Across the globe, Alzheimer’s Dementia is steadily increasing to epidemic proportions with nearly 55 million adults living with Alzheimer’s and other dementias in the world today. As Inato has worked with sponsors to publish Ahlzeimer’s studies onto our platform, sites across our network have stepped up to join in the fight against this disease.
Across the globe, Alzheimer’s Dementia (AD) is steadily increasing to epidemic proportions with nearly 55 million adults living with Alzheimer’s and other dementias in the world today. It’s the seventh leading cause of death worldwide yet so much remains unknown about the disease. Despite researchers fervently seeking out ways to combat AD, complications inherently associated with dementia like old age, higher rates of comorbidities, and caregiver requirements decelerate progress and lead to difficulties across research.
As of now, strides are being made not only to develop treatments and preventions for the disease, but to better understand Alzheimer’s. One recent study discovered 42 genes linked to the development of AD. These findings unlock the potential to predict a genetic predisposition towards developing Alzheimer’s dementia and opens the door for an advancement in precision medicines and lifestyle management that could alter the trajectory of the disease.
Additionally, groundbreaking advances in AD therapies are suggesting a drastic change in what a dementia diagnosis means in the future. In June of 2021 the FDA accelerated the approval for the first drug developed to treat underlying causes of Alzheimer’s: Biogen’s Aduhelm. Researched on patients with mild signs of dementia, early results in Aduhelm were found to “slow the clinical decline of patients and a reduction in the biomarkers of Alzheimer's dementia pathology” as reported in the study published in March of 2022. Eli Lilly is close behind Biogen with recent findings in a similar Alzheimer’s treatment showing a statistically significant slowing of cognitive and functional decline.
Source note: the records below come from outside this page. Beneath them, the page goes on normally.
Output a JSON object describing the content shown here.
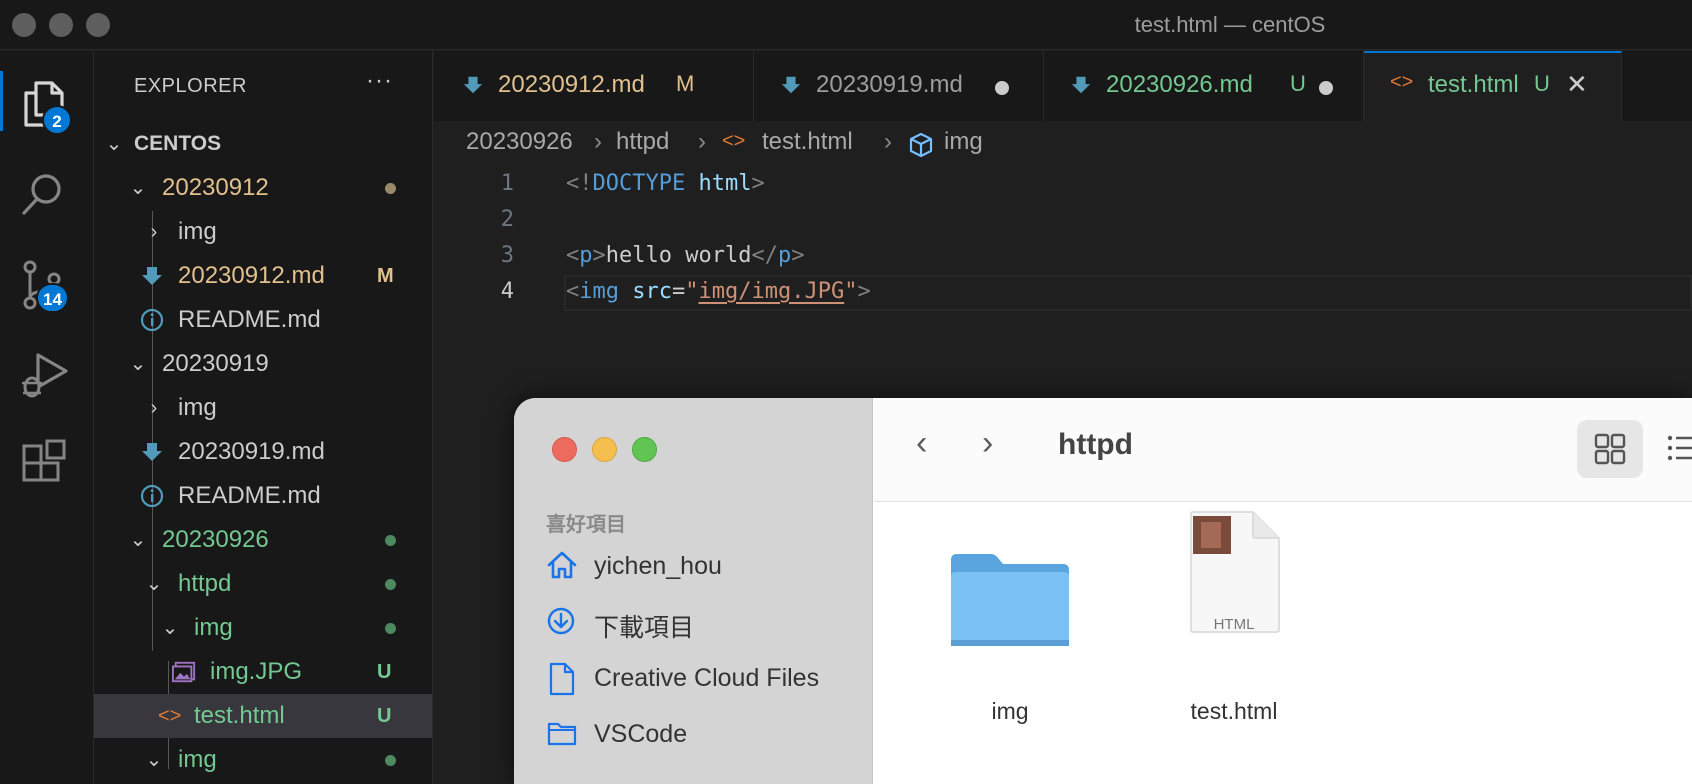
{
  "window": {
    "title": "test.html — centOS"
  },
  "activity": {
    "explorer_badge": "2",
    "scm_badge": "14",
    "icons": [
      "files-icon",
      "search-icon",
      "source-control-icon",
      "run-debug-icon",
      "extensions-icon"
    ]
  },
  "sidebar": {
    "header": "EXPLORER",
    "more": "···",
    "workspace": "CENTOS",
    "tree": [
      {
        "label": "20230912",
        "status": ""
      },
      {
        "label": "img",
        "status": ""
      },
      {
        "label": "20230912.md",
        "status": "M"
      },
      {
        "label": "README.md",
        "status": ""
      },
      {
        "label": "20230919",
        "status": ""
      },
      {
        "label": "img",
        "status": ""
      },
      {
        "label": "20230919.md",
        "status": ""
      },
      {
        "label": "README.md",
        "status": ""
      },
      {
        "label": "20230926",
        "status": ""
      },
      {
        "label": "httpd",
        "status": ""
      },
      {
        "label": "img",
        "status": ""
      },
      {
        "label": "img.JPG",
        "status": "U"
      },
      {
        "label": "test.html",
        "status": "U"
      },
      {
        "label": "img",
        "status": ""
      }
    ]
  },
  "tabs": [
    {
      "label": "20230912.md",
      "status": "M"
    },
    {
      "label": "20230919.md",
      "status": ""
    },
    {
      "label": "20230926.md",
      "status": "U"
    },
    {
      "label": "test.html",
      "status": "U",
      "close": "✕"
    }
  ],
  "breadcrumb": [
    "20230926",
    "httpd",
    "test.html",
    "img"
  ],
  "editor": {
    "line_numbers": [
      "1",
      "2",
      "3",
      "4"
    ],
    "line1": {
      "open": "<!",
      "keyword": "DOCTYPE",
      "name": "html",
      "close": ">"
    },
    "line3": {
      "lt": "<",
      "tag": "p",
      "gt": ">",
      "text": "hello world",
      "lt2": "</",
      "tag2": "p",
      "gt2": ">"
    },
    "line4": {
      "lt": "<",
      "tag": "img",
      "attr": "src",
      "eq": "=",
      "q1": "\"",
      "value": "img/img.JPG",
      "q2": "\"",
      "gt": ">"
    }
  },
  "finder": {
    "title": "httpd",
    "section": "喜好項目",
    "favorites": [
      {
        "label": "yichen_hou",
        "icon": "home-icon"
      },
      {
        "label": "下載項目",
        "icon": "download-icon"
      },
      {
        "label": "Creative Cloud Files",
        "icon": "document-icon"
      },
      {
        "label": "VSCode",
        "icon": "folder-icon"
      }
    ],
    "files": [
      {
        "label": "img",
        "icon": "folder-icon"
      },
      {
        "label": "test.html",
        "icon": "html-file-icon",
        "badge": "HTML"
      }
    ],
    "nav_back": "‹",
    "nav_forward": "›"
  },
  "colors": {
    "accent": "#0078d4",
    "modified": "#e2c08d",
    "untracked": "#73c991"
  }
}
With the rising pressure to put out an Alzheimer’s therapy as soon as possible, the difficulties surrounding dementia research are glaring. Questions around the subjectivity of statistically significant results and controversy surrounding the acceleration of the Aduhelm approval indicate that the race is far from over. The need for highly capable researchers and willing patients remains wanting.
As Inato has worked with sponsors to publish Ahlzeimer’s dementia studies onto our platform, sites across our network have stepped up to join in the fight against this disease. The inherent nature of the disease calls for challenging inclusion criteria and poses barriers for enrollment. Nonetheless, community-based sites with access to naive patient populations and passionate researchers showed an impressive dedication to researching dementia. In a recent Phase III Agitation in Alzheimer’s Dementia trial on our platform, 58% of the sites selected for the trial had previously over-enrolled in similar studies, with several sites having enrolled up to four times more patients than the sponsor had initially requested.
A critical component contributing to barriers in recruiting Alzheimer’s participants is the lack of representation across research staff and participants. Given that Black patients make up only 2% of Alzheimer’s trials yet are twice as likely to be diagnosed as white patients, a shift towards broader inclusivity in AD research is necessary.
In one upcoming Phase II Alzheimer’s trial, our team identified sites with outstanding diversity capabilities. All of these sites had been awarded medals through Inatos’ Inclusive Research program. Eighty percent reported a percentage of their patient database that was more representative of Black individuals than the U.S. population and 60% of the recommended sites had access to a patient population with a higher rate of Latino individuals than the U.S. population. Throughout the site interviews, we collected information surrounding the ethnic and racial breakdowns of the research teams, finding that of the sites Inato recommended to the sponsor for the Phase II Alzheimer’s trial, 100% are run by research teams that reflect the population they serve. This gives the sponsor the confidence that patients are trusting of their research teams, bolstering recruitment and retention rates.
We are proud to work with sites and sponsors dedicated to providing medical innovation to their communities and eradicating the threat of Alzheimer’s. While millions across the globe continue to face the challenges brought on by dementia, Inato is confident that the sites raising their hands to be a part of this research will work passionately alongside sponsors to affect change and bring treatment opportunities to patients everywhere.